Records from a data source:

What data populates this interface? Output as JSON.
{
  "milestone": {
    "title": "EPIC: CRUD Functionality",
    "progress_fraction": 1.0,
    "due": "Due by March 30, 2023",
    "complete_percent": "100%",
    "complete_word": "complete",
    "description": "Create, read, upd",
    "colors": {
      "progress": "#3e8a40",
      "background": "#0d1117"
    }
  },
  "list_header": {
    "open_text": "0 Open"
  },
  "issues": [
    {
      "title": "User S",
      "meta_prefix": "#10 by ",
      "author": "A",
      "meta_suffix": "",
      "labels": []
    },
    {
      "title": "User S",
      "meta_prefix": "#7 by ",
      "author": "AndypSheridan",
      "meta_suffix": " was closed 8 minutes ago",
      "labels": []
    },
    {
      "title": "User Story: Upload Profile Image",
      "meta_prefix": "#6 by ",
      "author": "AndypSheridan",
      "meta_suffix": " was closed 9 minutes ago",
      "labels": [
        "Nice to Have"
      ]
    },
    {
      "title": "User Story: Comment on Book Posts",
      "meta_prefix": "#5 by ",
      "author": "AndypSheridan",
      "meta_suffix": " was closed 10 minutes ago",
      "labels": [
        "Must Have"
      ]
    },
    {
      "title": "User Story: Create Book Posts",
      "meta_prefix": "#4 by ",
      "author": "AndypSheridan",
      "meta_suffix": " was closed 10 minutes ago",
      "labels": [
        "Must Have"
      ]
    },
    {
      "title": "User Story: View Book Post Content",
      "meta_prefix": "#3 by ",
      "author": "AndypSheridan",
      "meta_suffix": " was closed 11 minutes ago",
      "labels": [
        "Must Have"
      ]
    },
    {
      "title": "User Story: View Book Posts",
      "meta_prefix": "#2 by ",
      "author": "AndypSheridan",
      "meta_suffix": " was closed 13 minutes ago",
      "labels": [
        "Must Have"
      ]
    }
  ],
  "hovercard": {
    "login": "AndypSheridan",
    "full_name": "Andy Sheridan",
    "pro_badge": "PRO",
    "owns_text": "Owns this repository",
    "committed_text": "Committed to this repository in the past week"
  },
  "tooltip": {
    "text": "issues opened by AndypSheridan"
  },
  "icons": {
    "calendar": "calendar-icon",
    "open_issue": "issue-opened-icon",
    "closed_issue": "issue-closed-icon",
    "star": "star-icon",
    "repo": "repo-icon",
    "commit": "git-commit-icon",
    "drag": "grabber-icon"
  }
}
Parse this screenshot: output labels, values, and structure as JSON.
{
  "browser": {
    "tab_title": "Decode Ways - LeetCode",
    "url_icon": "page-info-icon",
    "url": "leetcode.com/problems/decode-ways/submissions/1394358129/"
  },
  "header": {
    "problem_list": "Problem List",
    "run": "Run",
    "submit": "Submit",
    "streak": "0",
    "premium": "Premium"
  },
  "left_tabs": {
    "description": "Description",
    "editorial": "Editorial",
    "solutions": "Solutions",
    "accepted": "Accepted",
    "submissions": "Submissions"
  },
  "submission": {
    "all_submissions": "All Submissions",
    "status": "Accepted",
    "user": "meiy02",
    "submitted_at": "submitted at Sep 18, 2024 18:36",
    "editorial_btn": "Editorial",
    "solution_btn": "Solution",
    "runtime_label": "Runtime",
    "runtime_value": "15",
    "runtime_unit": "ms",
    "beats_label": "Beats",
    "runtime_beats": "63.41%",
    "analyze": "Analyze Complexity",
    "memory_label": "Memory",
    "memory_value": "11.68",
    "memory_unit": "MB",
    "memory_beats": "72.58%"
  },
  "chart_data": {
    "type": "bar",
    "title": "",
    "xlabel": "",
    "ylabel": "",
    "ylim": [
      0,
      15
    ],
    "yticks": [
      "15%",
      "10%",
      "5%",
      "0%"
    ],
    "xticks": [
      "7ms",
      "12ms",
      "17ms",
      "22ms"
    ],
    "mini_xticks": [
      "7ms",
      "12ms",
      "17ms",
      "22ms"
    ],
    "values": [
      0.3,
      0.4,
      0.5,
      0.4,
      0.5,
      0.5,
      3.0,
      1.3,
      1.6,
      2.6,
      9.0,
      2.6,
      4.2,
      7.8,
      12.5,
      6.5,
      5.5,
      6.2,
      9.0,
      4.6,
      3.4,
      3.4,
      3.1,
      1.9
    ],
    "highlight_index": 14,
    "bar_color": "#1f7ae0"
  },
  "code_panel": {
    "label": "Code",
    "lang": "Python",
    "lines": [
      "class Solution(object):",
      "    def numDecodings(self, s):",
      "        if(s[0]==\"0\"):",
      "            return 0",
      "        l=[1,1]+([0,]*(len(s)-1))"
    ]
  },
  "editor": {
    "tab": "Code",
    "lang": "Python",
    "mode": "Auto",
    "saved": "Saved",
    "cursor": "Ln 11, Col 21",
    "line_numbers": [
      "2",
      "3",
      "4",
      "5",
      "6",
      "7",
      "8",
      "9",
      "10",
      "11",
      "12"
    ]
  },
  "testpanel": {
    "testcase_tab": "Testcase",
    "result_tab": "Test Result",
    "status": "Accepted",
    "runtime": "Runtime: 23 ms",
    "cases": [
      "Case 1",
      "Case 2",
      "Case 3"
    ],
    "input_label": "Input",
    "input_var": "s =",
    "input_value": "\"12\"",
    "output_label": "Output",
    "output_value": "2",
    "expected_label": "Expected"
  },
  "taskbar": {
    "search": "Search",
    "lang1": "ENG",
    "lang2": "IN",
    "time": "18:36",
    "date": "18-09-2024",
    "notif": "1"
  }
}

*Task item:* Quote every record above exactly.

*Task output:*
What data populates this interface? Output as JSON.
{
  "milestone": {
    "title": "EPIC: CRUD Functionality",
    "progress_fraction": 1.0,
    "due": "Due by March 30, 2023",
    "complete_percent": "100%",
    "complete_word": "complete",
    "description": "Create, read, upd",
    "colors": {
      "progress": "#3e8a40",
      "background": "#0d1117"
    }
  },
  "list_header": {
    "open_text": "0 Open"
  },
  "issues": [
    {
      "title": "User S",
      "meta_prefix": "#10 by ",
      "author": "A",
      "meta_suffix": "",
      "labels": []
    },
    {
      "title": "User S",
      "meta_prefix": "#7 by ",
      "author": "AndypSheridan",
      "meta_suffix": " was closed 8 minutes ago",
      "labels": []
    },
    {
      "title": "User Story: Upload Profile Image",
      "meta_prefix": "#6 by ",
      "author": "AndypSheridan",
      "meta_suffix": " was closed 9 minutes ago",
      "labels": [
        "Nice to Have"
      ]
    },
    {
      "title": "User Story: Comment on Book Posts",
      "meta_prefix": "#5 by ",
      "author": "AndypSheridan",
      "meta_suffix": " was closed 10 minutes ago",
      "labels": [
        "Must Have"
      ]
    },
    {
      "title": "User Story: Create Book Posts",
      "meta_prefix": "#4 by ",
      "author": "AndypSheridan",
      "meta_suffix": " was closed 10 minutes ago",
      "labels": [
        "Must Have"
      ]
    },
    {
      "title": "User Story: View Book Post Content",
      "meta_prefix": "#3 by ",
      "author": "AndypSheridan",
      "meta_suffix": " was closed 11 minutes ago",
      "labels": [
        "Must Have"
      ]
    },
    {
      "title": "User Story: View Book Posts",
      "meta_prefix": "#2 by ",
      "author": "AndypSheridan",
      "meta_suffix": " was closed 13 minutes ago",
      "labels": [
        "Must Have"
      ]
    }
  ],
  "hovercard": {
    "login": "AndypSheridan",
    "full_name": "Andy Sheridan",
    "pro_badge": "PRO",
    "owns_text": "Owns this repository",
    "committed_text": "Committed to this repository in the past week"
  },
  "tooltip": {
    "text": "issues opened by AndypSheridan"
  },
  "icons": {
    "calendar": "calendar-icon",
    "open_issue": "issue-opened-icon",
    "closed_issue": "issue-closed-icon",
    "star": "star-icon",
    "repo": "repo-icon",
    "commit": "git-commit-icon",
    "drag": "grabber-icon"
  }
}
Parse this screenshot: output labels, values, and structure as JSON.
{
  "browser": {
    "tab_title": "Decode Ways - LeetCode",
    "url_icon": "page-info-icon",
    "url": "leetcode.com/problems/decode-ways/submissions/1394358129/"
  },
  "header": {
    "problem_list": "Problem List",
    "run": "Run",
    "submit": "Submit",
    "streak": "0",
    "premium": "Premium"
  },
  "left_tabs": {
    "description": "Description",
    "editorial": "Editorial",
    "solutions": "Solutions",
    "accepted": "Accepted",
    "submissions": "Submissions"
  },
  "submission": {
    "all_submissions": "All Submissions",
    "status": "Accepted",
    "user": "meiy02",
    "submitted_at": "submitted at Sep 18, 2024 18:36",
    "editorial_btn": "Editorial",
    "solution_btn": "Solution",
    "runtime_label": "Runtime",
    "runtime_value": "15",
    "runtime_unit": "ms",
    "beats_label": "Beats",
    "runtime_beats": "63.41%",
    "analyze": "Analyze Complexity",
    "memory_label": "Memory",
    "memory_value": "11.68",
    "memory_unit": "MB",
    "memory_beats": "72.58%"
  },
  "chart_data": {
    "type": "bar",
    "title": "",
    "xlabel": "",
    "ylabel": "",
    "ylim": [
      0,
      15
    ],
    "yticks": [
      "15%",
      "10%",
      "5%",
      "0%"
    ],
    "xticks": [
      "7ms",
      "12ms",
      "17ms",
      "22ms"
    ],
    "mini_xticks": [
      "7ms",
      "12ms",
      "17ms",
      "22ms"
    ],
    "values": [
      0.3,
      0.4,
      0.5,
      0.4,
      0.5,
      0.5,
      3.0,
      1.3,
      1.6,
      2.6,
      9.0,
      2.6,
      4.2,
      7.8,
      12.5,
      6.5,
      5.5,
      6.2,
      9.0,
      4.6,
      3.4,
      3.4,
      3.1,
      1.9
    ],
    "highlight_index": 14,
    "bar_color": "#1f7ae0"
  },
  "code_panel": {
    "label": "Code",
    "lang": "Python",
    "lines": [
      "class Solution(object):",
      "    def numDecodings(self, s):",
      "        if(s[0]==\"0\"):",
      "            return 0",
      "        l=[1,1]+([0,]*(len(s)-1))"
    ]
  },
  "editor": {
    "tab": "Code",
    "lang": "Python",
    "mode": "Auto",
    "saved": "Saved",
    "cursor": "Ln 11, Col 21",
    "line_numbers": [
      "2",
      "3",
      "4",
      "5",
      "6",
      "7",
      "8",
      "9",
      "10",
      "11",
      "12"
    ]
  },
  "testpanel": {
    "testcase_tab": "Testcase",
    "result_tab": "Test Result",
    "status": "Accepted",
    "runtime": "Runtime: 23 ms",
    "cases": [
      "Case 1",
      "Case 2",
      "Case 3"
    ],
    "input_label": "Input",
    "input_var": "s =",
    "input_value": "\"12\"",
    "output_label": "Output",
    "output_value": "2",
    "expected_label": "Expected"
  },
  "taskbar": {
    "search": "Search",
    "lang1": "ENG",
    "lang2": "IN",
    "time": "18:36",
    "date": "18-09-2024",
    "notif": "1"
  }
}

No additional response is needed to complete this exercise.